> [Work to complete] Reproduce each line from the records that holds "JSON".

> [Stored items from a collection]

"""

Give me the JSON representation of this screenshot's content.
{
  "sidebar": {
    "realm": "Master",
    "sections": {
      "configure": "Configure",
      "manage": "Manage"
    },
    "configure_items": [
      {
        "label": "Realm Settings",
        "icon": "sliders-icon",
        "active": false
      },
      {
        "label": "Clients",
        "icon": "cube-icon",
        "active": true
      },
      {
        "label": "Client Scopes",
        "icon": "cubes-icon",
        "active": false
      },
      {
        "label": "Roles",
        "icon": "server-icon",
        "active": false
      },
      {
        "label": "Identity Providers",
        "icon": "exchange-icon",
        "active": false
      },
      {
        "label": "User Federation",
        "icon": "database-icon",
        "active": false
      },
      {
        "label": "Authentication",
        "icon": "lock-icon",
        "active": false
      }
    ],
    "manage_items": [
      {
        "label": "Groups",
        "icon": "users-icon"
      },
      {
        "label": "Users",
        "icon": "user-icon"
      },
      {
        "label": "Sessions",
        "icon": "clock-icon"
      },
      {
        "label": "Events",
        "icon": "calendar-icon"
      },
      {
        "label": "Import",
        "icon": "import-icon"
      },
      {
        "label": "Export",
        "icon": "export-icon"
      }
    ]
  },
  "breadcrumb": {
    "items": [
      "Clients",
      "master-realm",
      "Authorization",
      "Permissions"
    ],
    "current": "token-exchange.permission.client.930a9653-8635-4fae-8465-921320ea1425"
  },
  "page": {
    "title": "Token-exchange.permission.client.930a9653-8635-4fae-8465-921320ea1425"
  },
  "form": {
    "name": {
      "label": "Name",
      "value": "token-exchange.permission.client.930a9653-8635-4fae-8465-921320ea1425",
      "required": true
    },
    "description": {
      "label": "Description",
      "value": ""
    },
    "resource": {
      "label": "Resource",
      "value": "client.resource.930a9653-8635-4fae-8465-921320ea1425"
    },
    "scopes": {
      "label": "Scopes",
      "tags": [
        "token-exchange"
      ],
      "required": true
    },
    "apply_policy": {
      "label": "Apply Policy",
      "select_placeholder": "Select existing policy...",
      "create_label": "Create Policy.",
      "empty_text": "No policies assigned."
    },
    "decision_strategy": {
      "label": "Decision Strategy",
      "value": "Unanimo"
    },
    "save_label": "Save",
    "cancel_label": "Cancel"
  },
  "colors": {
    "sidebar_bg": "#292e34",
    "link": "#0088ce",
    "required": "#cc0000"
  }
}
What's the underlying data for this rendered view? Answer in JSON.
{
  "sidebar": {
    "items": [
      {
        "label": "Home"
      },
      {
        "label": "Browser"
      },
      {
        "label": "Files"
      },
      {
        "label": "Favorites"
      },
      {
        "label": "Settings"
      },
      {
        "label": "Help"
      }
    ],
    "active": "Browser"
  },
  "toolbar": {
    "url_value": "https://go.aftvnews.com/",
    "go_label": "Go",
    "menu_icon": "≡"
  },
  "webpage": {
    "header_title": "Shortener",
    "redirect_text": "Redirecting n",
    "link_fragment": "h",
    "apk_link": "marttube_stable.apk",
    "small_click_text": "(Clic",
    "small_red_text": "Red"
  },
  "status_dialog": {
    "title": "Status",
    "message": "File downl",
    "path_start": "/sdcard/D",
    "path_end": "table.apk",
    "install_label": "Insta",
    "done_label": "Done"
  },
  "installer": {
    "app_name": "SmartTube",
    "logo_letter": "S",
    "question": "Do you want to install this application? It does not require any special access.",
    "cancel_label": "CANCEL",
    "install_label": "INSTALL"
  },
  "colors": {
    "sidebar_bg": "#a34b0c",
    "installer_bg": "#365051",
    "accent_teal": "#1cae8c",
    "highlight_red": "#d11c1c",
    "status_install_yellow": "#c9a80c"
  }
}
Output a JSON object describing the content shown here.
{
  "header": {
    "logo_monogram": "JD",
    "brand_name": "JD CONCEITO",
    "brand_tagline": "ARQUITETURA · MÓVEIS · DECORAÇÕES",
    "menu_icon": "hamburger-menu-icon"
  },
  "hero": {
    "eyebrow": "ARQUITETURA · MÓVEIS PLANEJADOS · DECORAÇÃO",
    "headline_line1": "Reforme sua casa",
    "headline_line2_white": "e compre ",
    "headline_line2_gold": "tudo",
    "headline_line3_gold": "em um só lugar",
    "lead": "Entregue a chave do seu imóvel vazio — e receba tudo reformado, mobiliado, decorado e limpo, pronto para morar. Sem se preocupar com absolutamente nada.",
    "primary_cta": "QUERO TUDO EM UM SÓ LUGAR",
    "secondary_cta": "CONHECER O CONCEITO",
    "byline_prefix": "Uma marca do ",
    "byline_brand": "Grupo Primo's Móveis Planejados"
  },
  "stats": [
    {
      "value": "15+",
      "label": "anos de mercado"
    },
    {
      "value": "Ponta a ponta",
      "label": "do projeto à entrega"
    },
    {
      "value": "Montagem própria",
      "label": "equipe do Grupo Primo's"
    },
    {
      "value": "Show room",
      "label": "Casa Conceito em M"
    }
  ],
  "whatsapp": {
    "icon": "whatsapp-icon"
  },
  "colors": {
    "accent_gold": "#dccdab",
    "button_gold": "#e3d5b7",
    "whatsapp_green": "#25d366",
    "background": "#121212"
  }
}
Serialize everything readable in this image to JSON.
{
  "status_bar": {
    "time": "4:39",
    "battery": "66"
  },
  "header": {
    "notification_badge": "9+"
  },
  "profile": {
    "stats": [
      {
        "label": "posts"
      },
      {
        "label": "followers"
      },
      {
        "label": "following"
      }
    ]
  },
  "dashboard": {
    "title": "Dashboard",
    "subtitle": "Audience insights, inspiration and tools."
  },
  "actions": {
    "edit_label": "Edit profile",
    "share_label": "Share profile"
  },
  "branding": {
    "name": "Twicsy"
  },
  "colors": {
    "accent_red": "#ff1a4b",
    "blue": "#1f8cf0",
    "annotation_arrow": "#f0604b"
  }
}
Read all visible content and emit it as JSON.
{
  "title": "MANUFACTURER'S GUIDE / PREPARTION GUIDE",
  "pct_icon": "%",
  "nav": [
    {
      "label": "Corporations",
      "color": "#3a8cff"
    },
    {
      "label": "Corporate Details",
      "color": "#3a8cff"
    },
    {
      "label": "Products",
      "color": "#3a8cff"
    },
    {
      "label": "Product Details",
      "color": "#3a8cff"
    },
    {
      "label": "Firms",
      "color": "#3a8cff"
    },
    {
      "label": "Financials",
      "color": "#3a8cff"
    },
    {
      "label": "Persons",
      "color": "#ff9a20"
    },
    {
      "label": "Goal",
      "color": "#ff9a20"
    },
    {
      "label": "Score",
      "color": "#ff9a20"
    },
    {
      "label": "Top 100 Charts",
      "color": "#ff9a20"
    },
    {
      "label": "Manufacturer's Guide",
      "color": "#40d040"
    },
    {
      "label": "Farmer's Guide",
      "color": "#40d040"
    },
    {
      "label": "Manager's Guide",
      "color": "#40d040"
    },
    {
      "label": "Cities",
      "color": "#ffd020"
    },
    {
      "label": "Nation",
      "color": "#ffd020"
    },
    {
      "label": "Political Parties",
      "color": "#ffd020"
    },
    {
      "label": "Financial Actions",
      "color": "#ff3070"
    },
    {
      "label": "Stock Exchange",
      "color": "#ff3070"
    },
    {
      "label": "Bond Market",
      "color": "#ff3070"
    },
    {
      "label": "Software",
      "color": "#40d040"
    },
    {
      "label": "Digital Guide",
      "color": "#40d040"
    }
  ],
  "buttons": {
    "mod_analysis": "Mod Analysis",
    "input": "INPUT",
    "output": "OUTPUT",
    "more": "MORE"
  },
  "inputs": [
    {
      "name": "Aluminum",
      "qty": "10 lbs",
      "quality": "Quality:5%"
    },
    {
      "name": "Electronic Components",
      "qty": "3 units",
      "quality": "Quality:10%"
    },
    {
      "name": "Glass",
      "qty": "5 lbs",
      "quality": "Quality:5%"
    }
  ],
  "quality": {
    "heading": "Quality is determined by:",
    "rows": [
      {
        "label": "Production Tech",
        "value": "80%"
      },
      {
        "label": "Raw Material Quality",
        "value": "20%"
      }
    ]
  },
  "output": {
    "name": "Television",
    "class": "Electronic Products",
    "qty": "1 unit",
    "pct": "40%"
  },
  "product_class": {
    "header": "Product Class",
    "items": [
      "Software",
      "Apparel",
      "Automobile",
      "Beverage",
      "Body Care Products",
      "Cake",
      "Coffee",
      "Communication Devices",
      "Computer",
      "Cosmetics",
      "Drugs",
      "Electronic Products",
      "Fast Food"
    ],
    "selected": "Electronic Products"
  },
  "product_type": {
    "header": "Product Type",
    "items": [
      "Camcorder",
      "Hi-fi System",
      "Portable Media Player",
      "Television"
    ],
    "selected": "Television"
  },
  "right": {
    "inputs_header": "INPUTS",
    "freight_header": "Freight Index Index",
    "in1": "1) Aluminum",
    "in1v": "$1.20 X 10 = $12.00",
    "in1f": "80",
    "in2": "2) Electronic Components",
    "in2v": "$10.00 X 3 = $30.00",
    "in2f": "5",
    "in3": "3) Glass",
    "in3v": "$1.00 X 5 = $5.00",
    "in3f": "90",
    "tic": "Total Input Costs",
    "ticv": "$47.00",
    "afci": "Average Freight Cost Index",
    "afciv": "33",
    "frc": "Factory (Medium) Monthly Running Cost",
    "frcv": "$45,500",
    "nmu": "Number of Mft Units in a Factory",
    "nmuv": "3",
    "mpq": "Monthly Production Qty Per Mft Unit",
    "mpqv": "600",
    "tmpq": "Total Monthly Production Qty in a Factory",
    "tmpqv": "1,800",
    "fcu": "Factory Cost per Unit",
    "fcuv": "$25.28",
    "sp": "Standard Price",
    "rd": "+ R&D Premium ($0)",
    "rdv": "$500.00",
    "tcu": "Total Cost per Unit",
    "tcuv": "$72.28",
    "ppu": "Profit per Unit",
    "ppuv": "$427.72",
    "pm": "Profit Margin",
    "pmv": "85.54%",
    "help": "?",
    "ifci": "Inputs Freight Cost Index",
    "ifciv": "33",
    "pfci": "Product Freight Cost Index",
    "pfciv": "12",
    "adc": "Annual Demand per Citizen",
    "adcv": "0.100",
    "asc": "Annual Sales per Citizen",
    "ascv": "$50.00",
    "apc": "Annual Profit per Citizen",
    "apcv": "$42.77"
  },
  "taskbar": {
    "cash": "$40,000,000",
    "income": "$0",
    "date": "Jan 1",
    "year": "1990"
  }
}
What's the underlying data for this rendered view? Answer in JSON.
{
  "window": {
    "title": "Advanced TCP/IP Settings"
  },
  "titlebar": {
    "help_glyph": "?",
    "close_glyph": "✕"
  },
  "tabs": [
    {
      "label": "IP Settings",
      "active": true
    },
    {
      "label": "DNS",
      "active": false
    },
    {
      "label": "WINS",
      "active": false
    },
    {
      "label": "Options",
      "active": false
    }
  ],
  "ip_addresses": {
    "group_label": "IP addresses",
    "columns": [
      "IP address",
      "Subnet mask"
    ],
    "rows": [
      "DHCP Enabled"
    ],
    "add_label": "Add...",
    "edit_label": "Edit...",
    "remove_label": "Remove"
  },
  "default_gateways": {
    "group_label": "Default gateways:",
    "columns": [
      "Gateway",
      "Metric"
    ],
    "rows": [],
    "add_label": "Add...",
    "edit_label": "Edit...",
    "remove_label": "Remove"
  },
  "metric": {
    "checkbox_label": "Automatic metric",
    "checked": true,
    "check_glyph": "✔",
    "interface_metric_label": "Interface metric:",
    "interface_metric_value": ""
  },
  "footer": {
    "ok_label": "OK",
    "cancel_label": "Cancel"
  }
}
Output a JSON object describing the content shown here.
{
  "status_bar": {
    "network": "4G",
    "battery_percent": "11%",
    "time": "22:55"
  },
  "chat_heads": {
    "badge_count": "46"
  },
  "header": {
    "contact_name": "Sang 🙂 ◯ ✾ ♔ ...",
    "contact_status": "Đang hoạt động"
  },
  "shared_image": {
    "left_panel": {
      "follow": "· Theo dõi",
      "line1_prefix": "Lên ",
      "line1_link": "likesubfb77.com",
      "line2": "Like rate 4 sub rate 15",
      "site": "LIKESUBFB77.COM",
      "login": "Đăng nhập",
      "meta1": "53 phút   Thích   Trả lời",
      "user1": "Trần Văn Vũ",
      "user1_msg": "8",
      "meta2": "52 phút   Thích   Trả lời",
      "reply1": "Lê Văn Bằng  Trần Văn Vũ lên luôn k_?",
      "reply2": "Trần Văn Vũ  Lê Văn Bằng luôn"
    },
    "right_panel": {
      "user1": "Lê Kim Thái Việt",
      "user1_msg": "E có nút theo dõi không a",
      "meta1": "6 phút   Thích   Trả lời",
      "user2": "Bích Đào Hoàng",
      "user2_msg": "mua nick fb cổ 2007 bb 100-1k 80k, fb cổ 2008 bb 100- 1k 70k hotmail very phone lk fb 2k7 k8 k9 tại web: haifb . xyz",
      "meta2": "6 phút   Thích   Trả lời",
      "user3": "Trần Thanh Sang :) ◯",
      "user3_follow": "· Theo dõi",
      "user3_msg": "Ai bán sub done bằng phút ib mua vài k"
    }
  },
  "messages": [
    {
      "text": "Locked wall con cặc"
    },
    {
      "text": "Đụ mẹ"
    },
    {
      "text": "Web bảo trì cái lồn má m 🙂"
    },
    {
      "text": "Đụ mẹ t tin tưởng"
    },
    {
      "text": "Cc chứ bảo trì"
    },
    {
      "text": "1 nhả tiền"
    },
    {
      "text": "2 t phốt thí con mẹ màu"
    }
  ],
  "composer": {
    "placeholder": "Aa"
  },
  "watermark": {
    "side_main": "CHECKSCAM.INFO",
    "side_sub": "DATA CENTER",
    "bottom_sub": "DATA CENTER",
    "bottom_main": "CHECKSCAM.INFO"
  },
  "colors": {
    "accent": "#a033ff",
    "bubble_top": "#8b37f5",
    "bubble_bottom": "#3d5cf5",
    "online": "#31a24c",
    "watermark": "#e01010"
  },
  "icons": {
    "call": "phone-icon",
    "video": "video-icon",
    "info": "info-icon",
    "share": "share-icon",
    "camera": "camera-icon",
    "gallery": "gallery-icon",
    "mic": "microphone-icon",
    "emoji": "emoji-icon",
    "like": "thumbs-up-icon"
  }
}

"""

> [Result of the task]
Give me the JSON representation of this screenshot's content.
What's the underlying data for this rendered view? Answer in JSON.
Output a JSON object describing the content shown here.
Serialize everything readable in this image to JSON.
Read all visible content and emit it as JSON.
What's the underlying data for this rendered view? Answer in JSON.
Output a JSON object describing the content shown here.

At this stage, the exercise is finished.